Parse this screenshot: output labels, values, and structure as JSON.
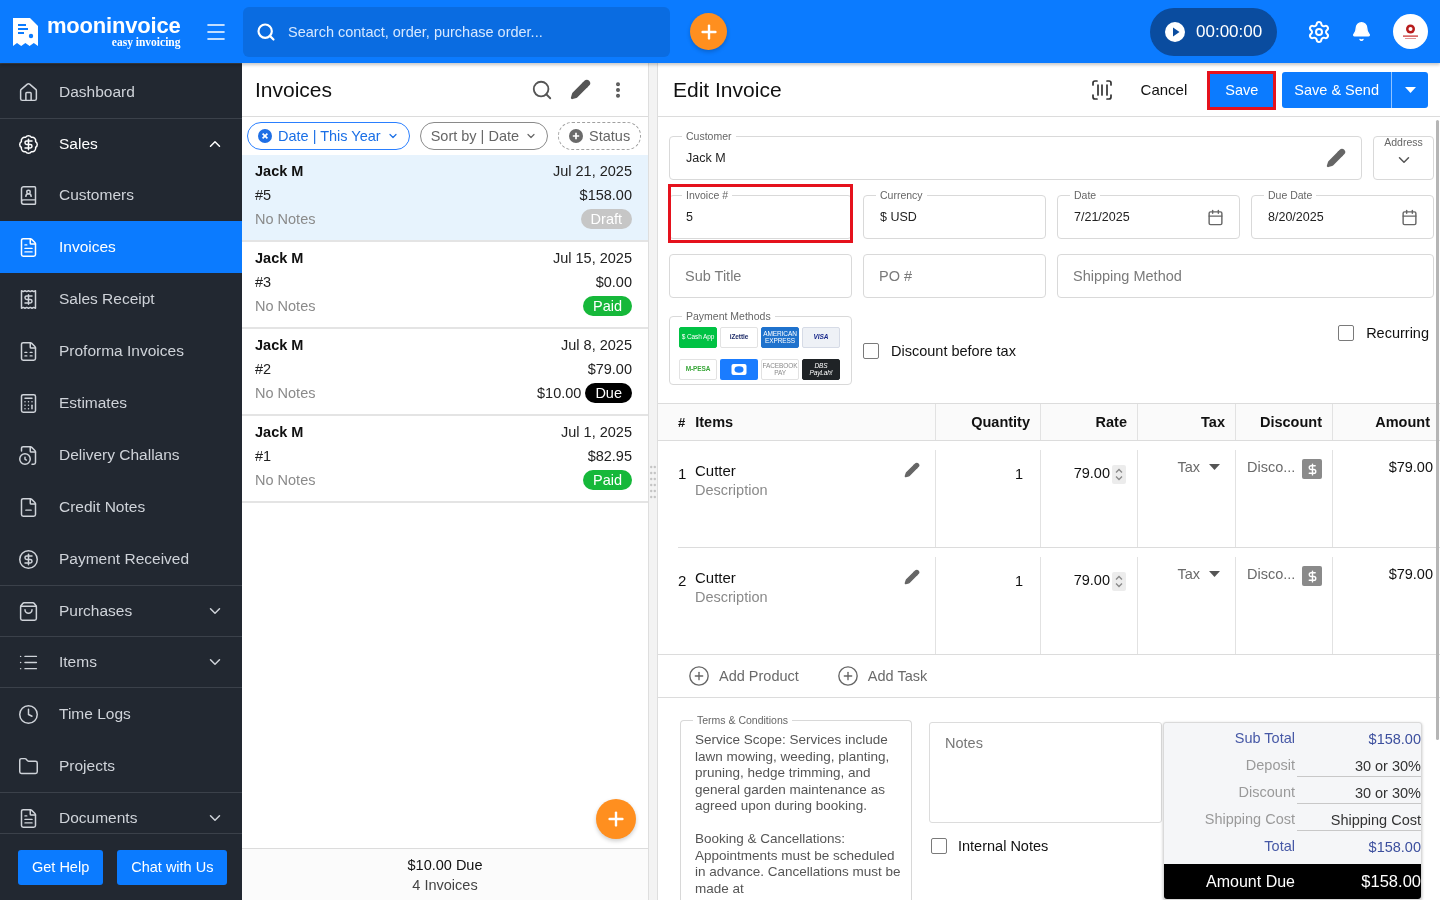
{
  "top_bar": {
    "logo": {
      "name": "mooninvoice",
      "tagline": "easy invoicing"
    },
    "search": {
      "placeholder": "Search contact, order, purchase order..."
    },
    "timer": {
      "time": "00:00:00",
      "running": false
    }
  },
  "sidebar": {
    "items": [
      {
        "label": "Dashboard",
        "kind": "link",
        "selected": false
      },
      {
        "label": "Sales",
        "kind": "group",
        "selected": false,
        "expanded": true,
        "children": [
          {
            "label": "Customers",
            "kind": "link",
            "selected": false
          },
          {
            "label": "Invoices",
            "kind": "link",
            "selected": true
          },
          {
            "label": "Sales Receipt",
            "kind": "link",
            "selected": false
          },
          {
            "label": "Proforma Invoices",
            "kind": "link",
            "selected": false
          },
          {
            "label": "Estimates",
            "kind": "link",
            "selected": false
          },
          {
            "label": "Delivery Challans",
            "kind": "link",
            "selected": false
          },
          {
            "label": "Credit Notes",
            "kind": "link",
            "selected": false
          },
          {
            "label": "Payment Received",
            "kind": "link",
            "selected": false
          }
        ]
      },
      {
        "label": "Purchases",
        "kind": "group",
        "selected": false,
        "expanded": false
      },
      {
        "label": "Items",
        "kind": "group",
        "selected": false,
        "expanded": false
      },
      {
        "label": "Time Logs",
        "kind": "link",
        "selected": false
      },
      {
        "label": "Projects",
        "kind": "link",
        "selected": false
      },
      {
        "label": "Documents",
        "kind": "group",
        "selected": false,
        "expanded": false
      }
    ],
    "buttons": [
      "Get Help",
      "Chat with Us"
    ]
  },
  "invoice_list": {
    "title": "Invoices",
    "chips": [
      {
        "label": "Date | This Year",
        "kind": "filter"
      },
      {
        "label": "Sort by | Date",
        "kind": "sort"
      },
      {
        "label": "Status",
        "kind": "add"
      }
    ],
    "invoices": [
      {
        "customer": "Jack M",
        "date": "Jul 21, 2025",
        "number": "#5",
        "amount": "$158.00",
        "notes": "No Notes",
        "status": {
          "label": "Draft",
          "kind": "draft"
        },
        "selected": true
      },
      {
        "customer": "Jack M",
        "date": "Jul 15, 2025",
        "number": "#3",
        "amount": "$0.00",
        "notes": "No Notes",
        "status": {
          "label": "Paid",
          "kind": "paid"
        },
        "selected": false
      },
      {
        "customer": "Jack M",
        "date": "Jul 8, 2025",
        "number": "#2",
        "amount": "$79.00",
        "notes": "No Notes",
        "due_amount": "$10.00",
        "status": {
          "label": "Due",
          "kind": "due"
        },
        "selected": false
      },
      {
        "customer": "Jack M",
        "date": "Jul 1, 2025",
        "number": "#1",
        "amount": "$82.95",
        "notes": "No Notes",
        "status": {
          "label": "Paid",
          "kind": "paid"
        },
        "selected": false
      }
    ],
    "footer": {
      "due": "$10.00 Due",
      "count": "4 Invoices"
    }
  },
  "edit_invoice": {
    "title": "Edit Invoice",
    "actions": [
      {
        "label": "Cancel",
        "kind": "text",
        "highlighted": false
      },
      {
        "label": "Save",
        "kind": "primary",
        "highlighted": true
      },
      {
        "label": "Save & Send",
        "kind": "split",
        "highlighted": false
      }
    ],
    "customer": {
      "label": "Customer",
      "value": "Jack M"
    },
    "address": {
      "label": "Address",
      "expanded": false
    },
    "details": [
      {
        "label": "Invoice #",
        "value": "5",
        "kind": "text",
        "highlighted": true
      },
      {
        "label": "Currency",
        "value": "$ USD",
        "kind": "text",
        "highlighted": false
      },
      {
        "label": "Date",
        "value": "7/21/2025",
        "kind": "date",
        "highlighted": false
      },
      {
        "label": "Due Date",
        "value": "8/20/2025",
        "kind": "date",
        "highlighted": false
      }
    ],
    "extras": [
      {
        "placeholder": "Sub Title"
      },
      {
        "placeholder": "PO #"
      },
      {
        "placeholder": "Shipping Method"
      }
    ],
    "payment_methods": {
      "label": "Payment Methods",
      "methods": [
        {
          "kind": "cashapp",
          "text": "$ Cash App"
        },
        {
          "kind": "izettle",
          "text": "iZettle"
        },
        {
          "kind": "amex",
          "text": "AMERICAN EXPRESS"
        },
        {
          "kind": "visa",
          "text": "VISA"
        },
        {
          "kind": "mpesa",
          "text": "M-PESA"
        },
        {
          "kind": "cash"
        },
        {
          "kind": "facebookpay",
          "text": "FACEBOOK PAY"
        },
        {
          "kind": "dbs",
          "text": "DBS PayLah!"
        }
      ]
    },
    "options": [
      {
        "label": "Discount before tax",
        "checked": false
      },
      {
        "label": "Recurring",
        "checked": false
      }
    ],
    "items_table": {
      "columns": [
        "#",
        "Items",
        "Quantity",
        "Rate",
        "Tax",
        "Discount",
        "Amount"
      ],
      "rows": [
        {
          "number": "1",
          "name": "Cutter",
          "description": {
            "placeholder": "Description"
          },
          "quantity": "1",
          "rate": "79.00",
          "tax": {
            "placeholder": "Tax"
          },
          "discount": {
            "placeholder": "Disco..."
          },
          "amount": "$79.00"
        },
        {
          "number": "2",
          "name": "Cutter",
          "description": {
            "placeholder": "Description"
          },
          "quantity": "1",
          "rate": "79.00",
          "tax": {
            "placeholder": "Tax"
          },
          "discount": {
            "placeholder": "Disco..."
          },
          "amount": "$79.00"
        }
      ]
    },
    "add_buttons": [
      "Add Product",
      "Add Task"
    ],
    "terms": {
      "label": "Terms & Conditions",
      "paragraphs": [
        "Service Scope: Services include lawn mowing, weeding, planting, pruning, hedge trimming, and general garden maintenance as agreed upon during booking.",
        "Booking & Cancellations: Appointments must be scheduled in advance. Cancellations must be made at"
      ]
    },
    "notes": {
      "placeholder": "Notes"
    },
    "internal_notes": {
      "label": "Internal Notes",
      "checked": false
    },
    "totals": {
      "rows": [
        {
          "label": "Sub Total",
          "value": "$158.00",
          "kind": "sum"
        },
        {
          "label": "Deposit",
          "value": "30 or 30%",
          "kind": "input"
        },
        {
          "label": "Discount",
          "value": "30 or 30%",
          "kind": "input"
        },
        {
          "label": "Shipping Cost",
          "value": "Shipping Cost",
          "kind": "input"
        },
        {
          "label": "Total",
          "value": "$158.00",
          "kind": "sum"
        }
      ],
      "amount_due": {
        "label": "Amount Due",
        "value": "$158.00"
      }
    }
  }
}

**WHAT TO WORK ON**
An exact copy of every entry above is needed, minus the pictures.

**ANSWER TO THIS TASK**
Parse this screenshot: output labels, values, and structure as JSON.
{
  "top_bar": {
    "logo": {
      "name": "mooninvoice",
      "tagline": "easy invoicing"
    },
    "search": {
      "placeholder": "Search contact, order, purchase order..."
    },
    "timer": {
      "time": "00:00:00",
      "running": false
    }
  },
  "sidebar": {
    "items": [
      {
        "label": "Dashboard",
        "kind": "link",
        "selected": false
      },
      {
        "label": "Sales",
        "kind": "group",
        "selected": false,
        "expanded": true,
        "children": [
          {
            "label": "Customers",
            "kind": "link",
            "selected": false
          },
          {
            "label": "Invoices",
            "kind": "link",
            "selected": true
          },
          {
            "label": "Sales Receipt",
            "kind": "link",
            "selected": false
          },
          {
            "label": "Proforma Invoices",
            "kind": "link",
            "selected": false
          },
          {
            "label": "Estimates",
            "kind": "link",
            "selected": false
          },
          {
            "label": "Delivery Challans",
            "kind": "link",
            "selected": false
          },
          {
            "label": "Credit Notes",
            "kind": "link",
            "selected": false
          },
          {
            "label": "Payment Received",
            "kind": "link",
            "selected": false
          }
        ]
      },
      {
        "label": "Purchases",
        "kind": "group",
        "selected": false,
        "expanded": false
      },
      {
        "label": "Items",
        "kind": "group",
        "selected": false,
        "expanded": false
      },
      {
        "label": "Time Logs",
        "kind": "link",
        "selected": false
      },
      {
        "label": "Projects",
        "kind": "link",
        "selected": false
      },
      {
        "label": "Documents",
        "kind": "group",
        "selected": false,
        "expanded": false
      }
    ],
    "buttons": [
      "Get Help",
      "Chat with Us"
    ]
  },
  "invoice_list": {
    "title": "Invoices",
    "chips": [
      {
        "label": "Date | This Year",
        "kind": "filter"
      },
      {
        "label": "Sort by | Date",
        "kind": "sort"
      },
      {
        "label": "Status",
        "kind": "add"
      }
    ],
    "invoices": [
      {
        "customer": "Jack M",
        "date": "Jul 21, 2025",
        "number": "#5",
        "amount": "$158.00",
        "notes": "No Notes",
        "status": {
          "label": "Draft",
          "kind": "draft"
        },
        "selected": true
      },
      {
        "customer": "Jack M",
        "date": "Jul 15, 2025",
        "number": "#3",
        "amount": "$0.00",
        "notes": "No Notes",
        "status": {
          "label": "Paid",
          "kind": "paid"
        },
        "selected": false
      },
      {
        "customer": "Jack M",
        "date": "Jul 8, 2025",
        "number": "#2",
        "amount": "$79.00",
        "notes": "No Notes",
        "due_amount": "$10.00",
        "status": {
          "label": "Due",
          "kind": "due"
        },
        "selected": false
      },
      {
        "customer": "Jack M",
        "date": "Jul 1, 2025",
        "number": "#1",
        "amount": "$82.95",
        "notes": "No Notes",
        "status": {
          "label": "Paid",
          "kind": "paid"
        },
        "selected": false
      }
    ],
    "footer": {
      "due": "$10.00 Due",
      "count": "4 Invoices"
    }
  },
  "edit_invoice": {
    "title": "Edit Invoice",
    "actions": [
      {
        "label": "Cancel",
        "kind": "text",
        "highlighted": false
      },
      {
        "label": "Save",
        "kind": "primary",
        "highlighted": true
      },
      {
        "label": "Save & Send",
        "kind": "split",
        "highlighted": false
      }
    ],
    "customer": {
      "label": "Customer",
      "value": "Jack M"
    },
    "address": {
      "label": "Address",
      "expanded": false
    },
    "details": [
      {
        "label": "Invoice #",
        "value": "5",
        "kind": "text",
        "highlighted": true
      },
      {
        "label": "Currency",
        "value": "$ USD",
        "kind": "text",
        "highlighted": false
      },
      {
        "label": "Date",
        "value": "7/21/2025",
        "kind": "date",
        "highlighted": false
      },
      {
        "label": "Due Date",
        "value": "8/20/2025",
        "kind": "date",
        "highlighted": false
      }
    ],
    "extras": [
      {
        "placeholder": "Sub Title"
      },
      {
        "placeholder": "PO #"
      },
      {
        "placeholder": "Shipping Method"
      }
    ],
    "payment_methods": {
      "label": "Payment Methods",
      "methods": [
        {
          "kind": "cashapp",
          "text": "$ Cash App"
        },
        {
          "kind": "izettle",
          "text": "iZettle"
        },
        {
          "kind": "amex",
          "text": "AMERICAN EXPRESS"
        },
        {
          "kind": "visa",
          "text": "VISA"
        },
        {
          "kind": "mpesa",
          "text": "M-PESA"
        },
        {
          "kind": "cash"
        },
        {
          "kind": "facebookpay",
          "text": "FACEBOOK PAY"
        },
        {
          "kind": "dbs",
          "text": "DBS PayLah!"
        }
      ]
    },
    "options": [
      {
        "label": "Discount before tax",
        "checked": false
      },
      {
        "label": "Recurring",
        "checked": false
      }
    ],
    "items_table": {
      "columns": [
        "#",
        "Items",
        "Quantity",
        "Rate",
        "Tax",
        "Discount",
        "Amount"
      ],
      "rows": [
        {
          "number": "1",
          "name": "Cutter",
          "description": {
            "placeholder": "Description"
          },
          "quantity": "1",
          "rate": "79.00",
          "tax": {
            "placeholder": "Tax"
          },
          "discount": {
            "placeholder": "Disco..."
          },
          "amount": "$79.00"
        },
        {
          "number": "2",
          "name": "Cutter",
          "description": {
            "placeholder": "Description"
          },
          "quantity": "1",
          "rate": "79.00",
          "tax": {
            "placeholder": "Tax"
          },
          "discount": {
            "placeholder": "Disco..."
          },
          "amount": "$79.00"
        }
      ]
    },
    "add_buttons": [
      "Add Product",
      "Add Task"
    ],
    "terms": {
      "label": "Terms & Conditions",
      "paragraphs": [
        "Service Scope: Services include lawn mowing, weeding, planting, pruning, hedge trimming, and general garden maintenance as agreed upon during booking.",
        "Booking & Cancellations: Appointments must be scheduled in advance. Cancellations must be made at"
      ]
    },
    "notes": {
      "placeholder": "Notes"
    },
    "internal_notes": {
      "label": "Internal Notes",
      "checked": false
    },
    "totals": {
      "rows": [
        {
          "label": "Sub Total",
          "value": "$158.00",
          "kind": "sum"
        },
        {
          "label": "Deposit",
          "value": "30 or 30%",
          "kind": "input"
        },
        {
          "label": "Discount",
          "value": "30 or 30%",
          "kind": "input"
        },
        {
          "label": "Shipping Cost",
          "value": "Shipping Cost",
          "kind": "input"
        },
        {
          "label": "Total",
          "value": "$158.00",
          "kind": "sum"
        }
      ],
      "amount_due": {
        "label": "Amount Due",
        "value": "$158.00"
      }
    }
  }
}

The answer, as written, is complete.